§ **WORK REQUEST**:
Repeat all of the data precisely.

§ **DATA FOR PROCESSING**:

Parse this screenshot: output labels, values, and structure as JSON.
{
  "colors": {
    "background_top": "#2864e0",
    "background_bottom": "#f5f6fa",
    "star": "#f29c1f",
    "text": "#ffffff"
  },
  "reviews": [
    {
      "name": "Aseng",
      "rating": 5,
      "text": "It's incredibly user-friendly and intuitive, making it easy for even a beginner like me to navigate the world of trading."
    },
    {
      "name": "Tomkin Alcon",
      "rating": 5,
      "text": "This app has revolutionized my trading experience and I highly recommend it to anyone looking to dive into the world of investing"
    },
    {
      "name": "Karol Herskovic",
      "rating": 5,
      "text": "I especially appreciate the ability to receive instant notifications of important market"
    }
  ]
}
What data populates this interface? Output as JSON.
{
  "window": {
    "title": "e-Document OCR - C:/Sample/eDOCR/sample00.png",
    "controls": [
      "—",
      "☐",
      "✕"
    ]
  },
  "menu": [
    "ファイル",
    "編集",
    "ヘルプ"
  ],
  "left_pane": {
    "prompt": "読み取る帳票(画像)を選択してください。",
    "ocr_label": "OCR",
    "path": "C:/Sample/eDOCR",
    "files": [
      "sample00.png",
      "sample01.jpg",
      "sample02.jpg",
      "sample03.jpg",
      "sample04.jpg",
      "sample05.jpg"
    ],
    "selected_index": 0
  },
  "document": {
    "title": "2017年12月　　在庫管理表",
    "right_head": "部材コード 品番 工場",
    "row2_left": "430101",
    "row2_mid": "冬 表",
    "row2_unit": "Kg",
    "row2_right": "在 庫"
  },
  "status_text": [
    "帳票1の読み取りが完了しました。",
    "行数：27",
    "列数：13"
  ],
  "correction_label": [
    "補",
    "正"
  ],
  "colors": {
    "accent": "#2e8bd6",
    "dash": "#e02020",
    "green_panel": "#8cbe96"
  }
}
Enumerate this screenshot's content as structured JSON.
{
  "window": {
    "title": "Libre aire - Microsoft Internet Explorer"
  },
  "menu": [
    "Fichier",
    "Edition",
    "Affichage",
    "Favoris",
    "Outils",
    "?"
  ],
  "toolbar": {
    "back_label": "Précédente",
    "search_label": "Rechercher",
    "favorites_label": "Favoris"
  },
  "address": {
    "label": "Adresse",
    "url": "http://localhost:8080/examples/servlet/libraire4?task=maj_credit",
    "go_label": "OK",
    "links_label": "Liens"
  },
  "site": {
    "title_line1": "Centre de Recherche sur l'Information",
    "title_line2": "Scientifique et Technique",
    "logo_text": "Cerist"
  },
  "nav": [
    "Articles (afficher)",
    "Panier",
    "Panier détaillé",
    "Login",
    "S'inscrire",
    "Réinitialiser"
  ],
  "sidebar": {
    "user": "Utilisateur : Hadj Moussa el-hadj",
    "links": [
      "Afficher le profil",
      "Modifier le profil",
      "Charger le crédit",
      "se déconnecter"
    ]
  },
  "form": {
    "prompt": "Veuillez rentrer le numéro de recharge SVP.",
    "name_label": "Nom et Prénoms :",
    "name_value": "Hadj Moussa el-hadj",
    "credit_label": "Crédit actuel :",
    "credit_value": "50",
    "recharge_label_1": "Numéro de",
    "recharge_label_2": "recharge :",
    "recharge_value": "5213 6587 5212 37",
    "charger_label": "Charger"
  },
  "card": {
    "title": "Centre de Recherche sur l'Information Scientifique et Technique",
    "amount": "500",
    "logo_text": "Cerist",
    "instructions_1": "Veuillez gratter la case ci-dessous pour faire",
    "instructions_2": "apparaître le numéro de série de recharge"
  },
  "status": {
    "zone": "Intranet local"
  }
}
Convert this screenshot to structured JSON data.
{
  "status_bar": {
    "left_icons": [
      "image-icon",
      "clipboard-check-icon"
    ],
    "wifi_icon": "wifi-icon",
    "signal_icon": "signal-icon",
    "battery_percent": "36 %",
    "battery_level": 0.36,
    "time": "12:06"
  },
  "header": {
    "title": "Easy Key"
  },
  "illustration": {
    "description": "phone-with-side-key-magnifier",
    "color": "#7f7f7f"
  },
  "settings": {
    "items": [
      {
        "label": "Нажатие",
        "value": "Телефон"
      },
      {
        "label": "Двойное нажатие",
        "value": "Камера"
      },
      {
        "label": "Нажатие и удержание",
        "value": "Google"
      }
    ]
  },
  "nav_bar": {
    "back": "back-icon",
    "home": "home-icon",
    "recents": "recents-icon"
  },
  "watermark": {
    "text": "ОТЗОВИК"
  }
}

§ **SOLUTION FOR THIS EXERCISE**:
Parse this screenshot: output labels, values, and structure as JSON.
{
  "colors": {
    "background_top": "#2864e0",
    "background_bottom": "#f5f6fa",
    "star": "#f29c1f",
    "text": "#ffffff"
  },
  "reviews": [
    {
      "name": "Aseng",
      "rating": 5,
      "text": "It's incredibly user-friendly and intuitive, making it easy for even a beginner like me to navigate the world of trading."
    },
    {
      "name": "Tomkin Alcon",
      "rating": 5,
      "text": "This app has revolutionized my trading experience and I highly recommend it to anyone looking to dive into the world of investing"
    },
    {
      "name": "Karol Herskovic",
      "rating": 5,
      "text": "I especially appreciate the ability to receive instant notifications of important market"
    }
  ]
}
What data populates this interface? Output as JSON.
{
  "window": {
    "title": "e-Document OCR - C:/Sample/eDOCR/sample00.png",
    "controls": [
      "—",
      "☐",
      "✕"
    ]
  },
  "menu": [
    "ファイル",
    "編集",
    "ヘルプ"
  ],
  "left_pane": {
    "prompt": "読み取る帳票(画像)を選択してください。",
    "ocr_label": "OCR",
    "path": "C:/Sample/eDOCR",
    "files": [
      "sample00.png",
      "sample01.jpg",
      "sample02.jpg",
      "sample03.jpg",
      "sample04.jpg",
      "sample05.jpg"
    ],
    "selected_index": 0
  },
  "document": {
    "title": "2017年12月　　在庫管理表",
    "right_head": "部材コード 品番 工場",
    "row2_left": "430101",
    "row2_mid": "冬 表",
    "row2_unit": "Kg",
    "row2_right": "在 庫"
  },
  "status_text": [
    "帳票1の読み取りが完了しました。",
    "行数：27",
    "列数：13"
  ],
  "correction_label": [
    "補",
    "正"
  ],
  "colors": {
    "accent": "#2e8bd6",
    "dash": "#e02020",
    "green_panel": "#8cbe96"
  }
}
Enumerate this screenshot's content as structured JSON.
{
  "window": {
    "title": "Libre aire - Microsoft Internet Explorer"
  },
  "menu": [
    "Fichier",
    "Edition",
    "Affichage",
    "Favoris",
    "Outils",
    "?"
  ],
  "toolbar": {
    "back_label": "Précédente",
    "search_label": "Rechercher",
    "favorites_label": "Favoris"
  },
  "address": {
    "label": "Adresse",
    "url": "http://localhost:8080/examples/servlet/libraire4?task=maj_credit",
    "go_label": "OK",
    "links_label": "Liens"
  },
  "site": {
    "title_line1": "Centre de Recherche sur l'Information",
    "title_line2": "Scientifique et Technique",
    "logo_text": "Cerist"
  },
  "nav": [
    "Articles (afficher)",
    "Panier",
    "Panier détaillé",
    "Login",
    "S'inscrire",
    "Réinitialiser"
  ],
  "sidebar": {
    "user": "Utilisateur : Hadj Moussa el-hadj",
    "links": [
      "Afficher le profil",
      "Modifier le profil",
      "Charger le crédit",
      "se déconnecter"
    ]
  },
  "form": {
    "prompt": "Veuillez rentrer le numéro de recharge SVP.",
    "name_label": "Nom et Prénoms :",
    "name_value": "Hadj Moussa el-hadj",
    "credit_label": "Crédit actuel :",
    "credit_value": "50",
    "recharge_label_1": "Numéro de",
    "recharge_label_2": "recharge :",
    "recharge_value": "5213 6587 5212 37",
    "charger_label": "Charger"
  },
  "card": {
    "title": "Centre de Recherche sur l'Information Scientifique et Technique",
    "amount": "500",
    "logo_text": "Cerist",
    "instructions_1": "Veuillez gratter la case ci-dessous pour faire",
    "instructions_2": "apparaître le numéro de série de recharge"
  },
  "status": {
    "zone": "Intranet local"
  }
}
Convert this screenshot to structured JSON data.
{
  "status_bar": {
    "left_icons": [
      "image-icon",
      "clipboard-check-icon"
    ],
    "wifi_icon": "wifi-icon",
    "signal_icon": "signal-icon",
    "battery_percent": "36 %",
    "battery_level": 0.36,
    "time": "12:06"
  },
  "header": {
    "title": "Easy Key"
  },
  "illustration": {
    "description": "phone-with-side-key-magnifier",
    "color": "#7f7f7f"
  },
  "settings": {
    "items": [
      {
        "label": "Нажатие",
        "value": "Телефон"
      },
      {
        "label": "Двойное нажатие",
        "value": "Камера"
      },
      {
        "label": "Нажатие и удержание",
        "value": "Google"
      }
    ]
  },
  "nav_bar": {
    "back": "back-icon",
    "home": "home-icon",
    "recents": "recents-icon"
  },
  "watermark": {
    "text": "ОТЗОВИК"
  }
}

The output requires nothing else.